Exploring the Social Imagination

Monday, July 7, 2014

American Local Society through the lens of Mayberry Episodes

Probably not too many folks these days in America know the television series 'Mayberry'. This was a series that started in 1960 and lasted 8 seasons; yeah! Why? Because, it illustrated what America wanted to be, saw itself as in the best possible light as a Christian society where people counted on each other living their life at the grass roots level. Sure, criticism can be that this show was racist as not having many African Americans, Arabs, or Asians, or Poles, or Italians, or Native Americans included in the series. That is true. But, in those times you have to ask what did the majority of America look like. In the meaning, the majority rules in a democracy because the majority rules and should be served. What about others? They are only ignored as long as they remain on the outside, if they do not integrate. Knocking on the door of the host race/ethnicity/country/community, means that as the outsider knocking, you have to be the one who is deciding to and making the effort to integrate. Of course, it can be the other way around but if/when that happens it is because the majority or those with authority are the majority in that they rule and thus see it in their best interest to reach out to bring in newbies. Is that fair? Depends on who you ask, the insider or outsider, the establishment or the newbie. The best advice to those knocking is to study the group or those that you wish to become part of, those whom you wish to be accepted by and to be like. Slowly,  you then make your way in, make your voice known, get your foot in the door and integrate.
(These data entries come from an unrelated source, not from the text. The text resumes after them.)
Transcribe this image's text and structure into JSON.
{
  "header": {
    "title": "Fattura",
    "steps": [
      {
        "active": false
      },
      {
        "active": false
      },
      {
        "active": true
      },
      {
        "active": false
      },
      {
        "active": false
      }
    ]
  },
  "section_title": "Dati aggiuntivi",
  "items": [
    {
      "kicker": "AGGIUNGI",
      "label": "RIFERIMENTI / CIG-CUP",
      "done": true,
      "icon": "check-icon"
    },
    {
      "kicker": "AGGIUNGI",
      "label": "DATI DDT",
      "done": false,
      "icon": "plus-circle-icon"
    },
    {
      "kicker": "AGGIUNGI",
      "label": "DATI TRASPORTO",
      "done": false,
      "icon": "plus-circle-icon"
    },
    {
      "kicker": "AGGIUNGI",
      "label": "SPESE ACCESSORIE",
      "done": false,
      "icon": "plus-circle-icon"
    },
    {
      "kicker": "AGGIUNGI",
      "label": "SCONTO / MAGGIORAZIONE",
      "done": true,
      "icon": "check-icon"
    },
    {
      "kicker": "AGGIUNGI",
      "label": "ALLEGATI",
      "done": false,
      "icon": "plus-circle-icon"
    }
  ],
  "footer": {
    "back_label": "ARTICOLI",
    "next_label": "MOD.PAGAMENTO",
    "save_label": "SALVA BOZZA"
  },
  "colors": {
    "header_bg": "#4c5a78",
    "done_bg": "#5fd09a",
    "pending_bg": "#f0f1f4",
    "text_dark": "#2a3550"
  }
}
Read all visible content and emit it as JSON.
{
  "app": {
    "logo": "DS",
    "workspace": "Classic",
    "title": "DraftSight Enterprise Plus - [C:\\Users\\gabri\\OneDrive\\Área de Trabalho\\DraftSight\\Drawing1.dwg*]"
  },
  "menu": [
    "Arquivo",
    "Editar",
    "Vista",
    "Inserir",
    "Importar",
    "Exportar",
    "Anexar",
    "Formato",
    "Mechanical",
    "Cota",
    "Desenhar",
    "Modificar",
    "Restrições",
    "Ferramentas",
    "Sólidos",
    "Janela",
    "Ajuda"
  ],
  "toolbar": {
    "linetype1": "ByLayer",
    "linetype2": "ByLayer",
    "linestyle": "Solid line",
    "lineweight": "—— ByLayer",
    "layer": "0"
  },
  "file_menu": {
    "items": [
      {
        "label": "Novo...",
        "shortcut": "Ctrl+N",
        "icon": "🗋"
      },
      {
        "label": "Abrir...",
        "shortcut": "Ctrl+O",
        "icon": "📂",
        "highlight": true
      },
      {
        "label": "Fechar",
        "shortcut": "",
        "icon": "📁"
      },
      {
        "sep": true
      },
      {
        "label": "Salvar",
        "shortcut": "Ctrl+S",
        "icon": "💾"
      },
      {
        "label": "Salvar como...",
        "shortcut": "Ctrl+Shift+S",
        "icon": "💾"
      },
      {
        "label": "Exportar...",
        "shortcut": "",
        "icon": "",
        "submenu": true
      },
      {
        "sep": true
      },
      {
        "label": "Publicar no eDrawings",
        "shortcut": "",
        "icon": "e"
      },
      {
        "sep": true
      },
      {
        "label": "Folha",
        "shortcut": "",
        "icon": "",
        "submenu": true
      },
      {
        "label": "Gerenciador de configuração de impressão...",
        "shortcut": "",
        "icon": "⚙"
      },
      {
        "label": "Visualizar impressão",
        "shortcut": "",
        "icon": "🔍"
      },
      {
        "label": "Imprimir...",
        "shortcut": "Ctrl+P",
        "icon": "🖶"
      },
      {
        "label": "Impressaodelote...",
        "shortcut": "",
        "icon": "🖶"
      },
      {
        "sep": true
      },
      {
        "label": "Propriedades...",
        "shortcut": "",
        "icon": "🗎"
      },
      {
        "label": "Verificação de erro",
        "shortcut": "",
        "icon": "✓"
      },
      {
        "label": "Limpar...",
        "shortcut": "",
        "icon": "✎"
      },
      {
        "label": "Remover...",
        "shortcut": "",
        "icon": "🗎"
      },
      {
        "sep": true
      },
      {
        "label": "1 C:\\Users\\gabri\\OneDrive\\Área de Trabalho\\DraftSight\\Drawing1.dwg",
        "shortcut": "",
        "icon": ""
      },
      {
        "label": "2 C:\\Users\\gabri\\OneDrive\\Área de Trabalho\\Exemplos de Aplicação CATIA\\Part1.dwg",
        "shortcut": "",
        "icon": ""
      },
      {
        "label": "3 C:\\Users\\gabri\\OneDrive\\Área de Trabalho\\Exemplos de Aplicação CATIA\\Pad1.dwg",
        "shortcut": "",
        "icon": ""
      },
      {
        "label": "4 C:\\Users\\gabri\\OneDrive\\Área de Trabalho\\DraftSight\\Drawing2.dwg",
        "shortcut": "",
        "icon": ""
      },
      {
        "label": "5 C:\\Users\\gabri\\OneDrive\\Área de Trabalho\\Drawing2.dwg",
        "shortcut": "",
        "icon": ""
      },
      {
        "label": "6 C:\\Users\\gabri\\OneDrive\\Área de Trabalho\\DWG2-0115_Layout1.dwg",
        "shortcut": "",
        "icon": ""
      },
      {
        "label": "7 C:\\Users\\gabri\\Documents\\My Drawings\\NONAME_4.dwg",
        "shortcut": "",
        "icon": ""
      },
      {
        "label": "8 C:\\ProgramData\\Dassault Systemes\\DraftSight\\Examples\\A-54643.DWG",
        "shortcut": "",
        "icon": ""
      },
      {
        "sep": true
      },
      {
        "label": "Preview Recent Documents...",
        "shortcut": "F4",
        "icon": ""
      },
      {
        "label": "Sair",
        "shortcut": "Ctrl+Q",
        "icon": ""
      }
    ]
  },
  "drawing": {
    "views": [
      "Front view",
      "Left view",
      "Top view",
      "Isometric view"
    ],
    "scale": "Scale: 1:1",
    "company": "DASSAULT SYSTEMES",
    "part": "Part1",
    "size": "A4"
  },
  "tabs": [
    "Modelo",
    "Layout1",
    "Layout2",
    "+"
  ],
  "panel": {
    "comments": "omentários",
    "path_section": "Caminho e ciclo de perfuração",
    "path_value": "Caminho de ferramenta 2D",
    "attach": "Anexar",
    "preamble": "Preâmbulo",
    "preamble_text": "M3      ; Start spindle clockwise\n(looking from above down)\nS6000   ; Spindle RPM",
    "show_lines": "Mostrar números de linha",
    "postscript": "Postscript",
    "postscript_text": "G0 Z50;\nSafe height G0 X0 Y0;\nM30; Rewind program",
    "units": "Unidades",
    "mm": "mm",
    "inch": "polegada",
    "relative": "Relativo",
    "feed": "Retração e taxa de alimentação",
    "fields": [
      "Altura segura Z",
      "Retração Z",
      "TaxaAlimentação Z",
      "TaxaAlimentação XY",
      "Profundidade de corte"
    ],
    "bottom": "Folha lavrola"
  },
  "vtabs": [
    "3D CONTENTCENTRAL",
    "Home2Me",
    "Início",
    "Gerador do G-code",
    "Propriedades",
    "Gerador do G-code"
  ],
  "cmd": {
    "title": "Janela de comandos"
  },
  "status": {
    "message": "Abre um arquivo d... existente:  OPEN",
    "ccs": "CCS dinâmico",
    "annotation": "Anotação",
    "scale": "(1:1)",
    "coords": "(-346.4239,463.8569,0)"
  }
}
Integration and racism is not the focus of today's blog... Mayberry and small town America is and they did have their moments of dealing with integration.
What I noticed about this television series over all, speaking as a sociologist, is that the town of Mayberry was largely self sufficient, people to people, people about people, people for people. This is a principle that as a sociologist, I support.
Having said that, communities, even those like or wanna be like Mayberry, can become stagnate, lack diversity and become closed minded... whose job is it to see that that does not happen... only the people of Mayberry so to speak. Now, there were episodes addressing that situation; for instance, the episode that comes to mind is when an English butler comes to visit.  Sure, he was English, white and spoke English but not the English Mayberry knew. For the people of Mayberry this Englishman was an alien, no different an alien if he were blue and spoke Inuit.
Again, today's entry is not about integration... well maybe a little. Given that, I want to point out two episodes which put attention to one idea about integration, an idea I call localness. The two episodes were: The Merchant of Mayberry and Lawman Barney. They both dealt with a similar topic- local business and localness. In the first show, we learn of a local man who peddles his wares door to door. He is tired of that and sits a spell in front of the local established grocery. Andy and Barney (two main characters) find him there and suggest he stops peddling and sets up business right there on the streets (which is against the towns ordinances reiterated by the local establishment) So, Andy and Barney provide a store on an empty lot and the story goes... the local establishment does not like the little competition and makes a fuss and Andy and Barney do all they can to help the peddler friend and anger the local 'old meany' establishment. In the end, the local establishment becomes more innovative as a merchant and starts to have an impact on the little shop on the lot. Soon, the little shop is nearly put out of business. Andy intervenes again and the story ends well with the peddler friend getting hired by the local establishment.
In the second episode, the peddlers are not local and this is brought to the viewers attention immediately. In fact, the peddlers (operating a farm stand off a flat bed of a truck) appear as villains/crooks even. Barney is at first to cowardly to run them off and Andy intervenes. To the outsider peddlers, Andy appears more of an authority to pay attention to and do as he says... move on. No where in this episode do we meet the local establishment that the ordinance is to protect but we are made aware of it by Andy.
The title of this "Lawman Barney" though Andy was the 'real' lawman that was respected at first, is because Andy learns of Barney's first cowardly attempt and helps his friend out with some advice and then intervention which Barney does not realize until much later. By the end of the show, Barney becomes the Lawman he should be and the outsider peddlers move on.

Now, what can we take from this? That a free market does not exist really because local establishments call the shots and control the law??? Or that local people trust locals... people they can feel sympathetic to because they are after all 'local' as it was with the known Mayberry peddler/friend in the first mentioned episode??? Or, can we also take from these shows a sense of localness, solidarity and civil society where people protect their own and shun outsiders.
Probably a little of all of the above. If only we had local authority like Andy Griffth to make things come out right at least for local people.

1 comment :

  1. What we didn't see in either episodes was this all-too common in modern America scenario: Big huge chain store wants into the local market. Politicians pandering to locals for votes want big chain store. Big chain store demands tax incentives and protections from small local businesses. Politicians agree. Big chain store comes. Small local businesses suffer. Some even try to place a mobile kiosk on parking lot of big chain store. Local lawmen tell small business kiosk owner to get off big chain store's premises.
    This is the far more common scenario that is being repeated day in a day out all over American and even the world than the Andy Griffith scenarios mentioned above. Local people are being driven to either: A) work for low wages at big chain store B): struggle to compete with their own local store or C): go unemployed and live off government welfare - while shopping at big chain store.